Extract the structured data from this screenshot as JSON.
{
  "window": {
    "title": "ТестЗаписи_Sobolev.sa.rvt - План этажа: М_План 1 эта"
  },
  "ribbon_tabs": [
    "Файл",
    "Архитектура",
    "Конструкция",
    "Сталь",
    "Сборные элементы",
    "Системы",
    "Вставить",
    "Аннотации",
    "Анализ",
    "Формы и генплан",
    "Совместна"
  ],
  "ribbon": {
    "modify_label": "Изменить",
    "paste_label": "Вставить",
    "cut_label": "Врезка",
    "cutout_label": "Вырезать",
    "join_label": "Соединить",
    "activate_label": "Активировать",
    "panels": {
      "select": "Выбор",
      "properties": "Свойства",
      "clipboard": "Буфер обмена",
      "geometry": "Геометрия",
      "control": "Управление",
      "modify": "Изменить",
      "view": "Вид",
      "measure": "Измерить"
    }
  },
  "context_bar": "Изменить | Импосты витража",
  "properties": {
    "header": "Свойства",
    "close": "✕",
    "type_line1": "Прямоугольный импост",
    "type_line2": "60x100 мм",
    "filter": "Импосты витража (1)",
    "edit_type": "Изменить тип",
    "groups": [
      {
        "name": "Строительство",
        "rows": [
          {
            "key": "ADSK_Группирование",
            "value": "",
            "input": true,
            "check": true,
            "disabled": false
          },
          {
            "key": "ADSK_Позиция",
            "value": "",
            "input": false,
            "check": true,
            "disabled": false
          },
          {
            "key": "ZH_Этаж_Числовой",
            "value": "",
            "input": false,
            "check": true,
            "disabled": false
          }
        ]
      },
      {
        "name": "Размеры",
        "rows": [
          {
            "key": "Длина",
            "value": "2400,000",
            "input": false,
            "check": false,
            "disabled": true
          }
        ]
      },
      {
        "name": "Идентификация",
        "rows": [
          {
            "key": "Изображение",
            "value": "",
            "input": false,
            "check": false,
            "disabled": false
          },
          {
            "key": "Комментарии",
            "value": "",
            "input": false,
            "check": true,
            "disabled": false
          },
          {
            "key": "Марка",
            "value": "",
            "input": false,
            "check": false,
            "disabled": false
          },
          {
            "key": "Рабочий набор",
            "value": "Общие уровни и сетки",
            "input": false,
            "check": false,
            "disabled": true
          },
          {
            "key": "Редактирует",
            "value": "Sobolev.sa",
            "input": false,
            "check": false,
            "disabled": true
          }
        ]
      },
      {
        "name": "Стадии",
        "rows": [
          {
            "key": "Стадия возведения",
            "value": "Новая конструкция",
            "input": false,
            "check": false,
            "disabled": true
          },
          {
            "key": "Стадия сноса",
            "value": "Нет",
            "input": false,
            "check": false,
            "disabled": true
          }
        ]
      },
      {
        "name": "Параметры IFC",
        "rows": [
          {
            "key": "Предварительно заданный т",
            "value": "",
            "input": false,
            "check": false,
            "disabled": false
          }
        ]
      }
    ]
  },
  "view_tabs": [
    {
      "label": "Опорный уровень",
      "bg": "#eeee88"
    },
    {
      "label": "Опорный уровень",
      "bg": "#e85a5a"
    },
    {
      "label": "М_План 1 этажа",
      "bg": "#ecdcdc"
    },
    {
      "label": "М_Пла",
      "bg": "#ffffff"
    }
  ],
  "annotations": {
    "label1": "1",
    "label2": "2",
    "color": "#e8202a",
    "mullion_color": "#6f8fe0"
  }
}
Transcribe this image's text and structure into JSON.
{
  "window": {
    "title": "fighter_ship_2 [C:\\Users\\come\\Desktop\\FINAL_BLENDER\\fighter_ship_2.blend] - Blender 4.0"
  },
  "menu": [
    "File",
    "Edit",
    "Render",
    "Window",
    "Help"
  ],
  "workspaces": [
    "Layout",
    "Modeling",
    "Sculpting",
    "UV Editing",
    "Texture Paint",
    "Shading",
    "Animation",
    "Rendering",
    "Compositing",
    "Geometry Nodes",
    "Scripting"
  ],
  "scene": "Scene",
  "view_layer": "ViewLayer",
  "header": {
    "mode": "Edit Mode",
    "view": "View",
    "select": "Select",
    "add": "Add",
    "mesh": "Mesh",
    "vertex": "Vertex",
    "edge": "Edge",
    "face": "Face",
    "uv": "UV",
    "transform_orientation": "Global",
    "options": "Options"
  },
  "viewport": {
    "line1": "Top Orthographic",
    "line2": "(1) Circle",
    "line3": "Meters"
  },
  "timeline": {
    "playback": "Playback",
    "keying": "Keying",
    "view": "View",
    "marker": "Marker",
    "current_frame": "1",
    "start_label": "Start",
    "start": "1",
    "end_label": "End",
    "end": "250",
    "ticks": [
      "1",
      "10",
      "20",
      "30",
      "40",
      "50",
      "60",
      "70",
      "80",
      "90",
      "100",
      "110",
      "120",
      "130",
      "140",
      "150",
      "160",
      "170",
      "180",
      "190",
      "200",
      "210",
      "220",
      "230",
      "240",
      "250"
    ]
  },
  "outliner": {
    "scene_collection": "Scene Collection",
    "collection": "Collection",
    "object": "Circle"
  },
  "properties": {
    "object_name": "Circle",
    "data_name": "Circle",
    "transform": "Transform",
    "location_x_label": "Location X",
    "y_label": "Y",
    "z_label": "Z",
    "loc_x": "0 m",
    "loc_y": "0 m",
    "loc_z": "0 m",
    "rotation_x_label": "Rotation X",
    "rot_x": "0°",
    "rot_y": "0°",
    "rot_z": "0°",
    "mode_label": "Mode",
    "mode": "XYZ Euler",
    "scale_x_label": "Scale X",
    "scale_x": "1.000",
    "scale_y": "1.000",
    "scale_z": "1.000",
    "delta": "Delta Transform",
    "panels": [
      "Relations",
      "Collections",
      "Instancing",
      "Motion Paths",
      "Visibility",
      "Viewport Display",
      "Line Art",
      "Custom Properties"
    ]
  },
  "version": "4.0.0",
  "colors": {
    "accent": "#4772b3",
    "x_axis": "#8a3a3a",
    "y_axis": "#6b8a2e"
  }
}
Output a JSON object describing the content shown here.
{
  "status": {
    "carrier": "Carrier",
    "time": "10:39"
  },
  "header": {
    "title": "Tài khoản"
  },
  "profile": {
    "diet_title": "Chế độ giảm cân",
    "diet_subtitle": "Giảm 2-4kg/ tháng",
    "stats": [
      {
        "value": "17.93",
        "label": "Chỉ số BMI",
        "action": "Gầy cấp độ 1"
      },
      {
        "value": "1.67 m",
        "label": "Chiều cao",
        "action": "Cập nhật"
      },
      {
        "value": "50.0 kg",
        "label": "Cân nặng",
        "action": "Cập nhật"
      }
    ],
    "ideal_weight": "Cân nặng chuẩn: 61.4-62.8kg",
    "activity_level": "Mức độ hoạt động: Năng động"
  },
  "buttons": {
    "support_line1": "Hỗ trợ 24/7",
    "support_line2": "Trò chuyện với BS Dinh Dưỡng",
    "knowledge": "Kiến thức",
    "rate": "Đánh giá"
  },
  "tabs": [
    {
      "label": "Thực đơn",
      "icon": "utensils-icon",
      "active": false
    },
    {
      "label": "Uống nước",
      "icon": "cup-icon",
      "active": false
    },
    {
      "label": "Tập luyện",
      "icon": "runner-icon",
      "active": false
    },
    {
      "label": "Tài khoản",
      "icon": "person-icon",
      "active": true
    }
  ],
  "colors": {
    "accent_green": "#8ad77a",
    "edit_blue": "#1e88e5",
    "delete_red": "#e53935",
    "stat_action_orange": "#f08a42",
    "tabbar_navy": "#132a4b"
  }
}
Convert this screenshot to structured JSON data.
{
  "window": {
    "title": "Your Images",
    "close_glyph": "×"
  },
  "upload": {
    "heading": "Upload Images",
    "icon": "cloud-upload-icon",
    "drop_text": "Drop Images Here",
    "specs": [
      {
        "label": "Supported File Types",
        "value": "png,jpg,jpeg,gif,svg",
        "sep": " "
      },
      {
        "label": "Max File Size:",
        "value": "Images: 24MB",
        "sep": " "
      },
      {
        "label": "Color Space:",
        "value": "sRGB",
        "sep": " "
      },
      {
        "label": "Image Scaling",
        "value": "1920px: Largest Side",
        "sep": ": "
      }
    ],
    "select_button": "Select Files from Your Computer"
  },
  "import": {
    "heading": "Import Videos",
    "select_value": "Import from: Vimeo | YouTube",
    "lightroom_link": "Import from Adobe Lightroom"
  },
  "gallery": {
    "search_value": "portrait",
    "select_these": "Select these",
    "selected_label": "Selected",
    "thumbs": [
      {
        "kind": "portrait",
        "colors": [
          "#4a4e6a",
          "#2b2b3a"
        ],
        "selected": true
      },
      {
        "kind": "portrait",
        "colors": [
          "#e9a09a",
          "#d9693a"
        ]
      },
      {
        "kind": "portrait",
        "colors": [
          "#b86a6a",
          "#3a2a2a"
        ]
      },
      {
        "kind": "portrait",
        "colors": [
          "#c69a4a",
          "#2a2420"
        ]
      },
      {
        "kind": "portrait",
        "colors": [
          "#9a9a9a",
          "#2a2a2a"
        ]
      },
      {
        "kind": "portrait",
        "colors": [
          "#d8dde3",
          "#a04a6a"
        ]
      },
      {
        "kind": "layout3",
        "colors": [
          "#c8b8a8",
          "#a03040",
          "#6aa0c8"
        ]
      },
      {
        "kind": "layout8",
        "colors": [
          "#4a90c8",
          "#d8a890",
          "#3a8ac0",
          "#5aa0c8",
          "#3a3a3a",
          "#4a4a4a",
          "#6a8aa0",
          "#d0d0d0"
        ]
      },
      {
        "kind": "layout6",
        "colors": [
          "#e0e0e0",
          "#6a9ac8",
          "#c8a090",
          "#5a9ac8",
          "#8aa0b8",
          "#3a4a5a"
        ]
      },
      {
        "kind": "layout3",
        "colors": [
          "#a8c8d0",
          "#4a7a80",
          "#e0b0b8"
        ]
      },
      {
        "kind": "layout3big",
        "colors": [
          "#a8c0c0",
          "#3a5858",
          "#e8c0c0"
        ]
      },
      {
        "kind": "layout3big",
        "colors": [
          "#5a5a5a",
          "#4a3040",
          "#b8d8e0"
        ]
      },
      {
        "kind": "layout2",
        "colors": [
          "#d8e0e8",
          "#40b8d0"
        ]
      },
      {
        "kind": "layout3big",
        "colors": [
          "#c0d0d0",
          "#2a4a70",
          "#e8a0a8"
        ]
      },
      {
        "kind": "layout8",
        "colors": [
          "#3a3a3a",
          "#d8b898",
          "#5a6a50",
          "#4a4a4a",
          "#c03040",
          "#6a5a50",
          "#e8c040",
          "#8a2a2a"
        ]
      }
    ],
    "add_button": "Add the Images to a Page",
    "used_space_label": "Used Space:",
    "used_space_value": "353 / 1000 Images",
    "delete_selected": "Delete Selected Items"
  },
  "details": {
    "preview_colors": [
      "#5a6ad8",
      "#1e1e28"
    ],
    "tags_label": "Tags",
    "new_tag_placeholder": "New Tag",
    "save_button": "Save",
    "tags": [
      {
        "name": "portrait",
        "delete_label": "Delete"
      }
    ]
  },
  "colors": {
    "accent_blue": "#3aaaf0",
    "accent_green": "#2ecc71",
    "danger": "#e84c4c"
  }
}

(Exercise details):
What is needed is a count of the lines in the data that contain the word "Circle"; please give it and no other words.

(Task result):
4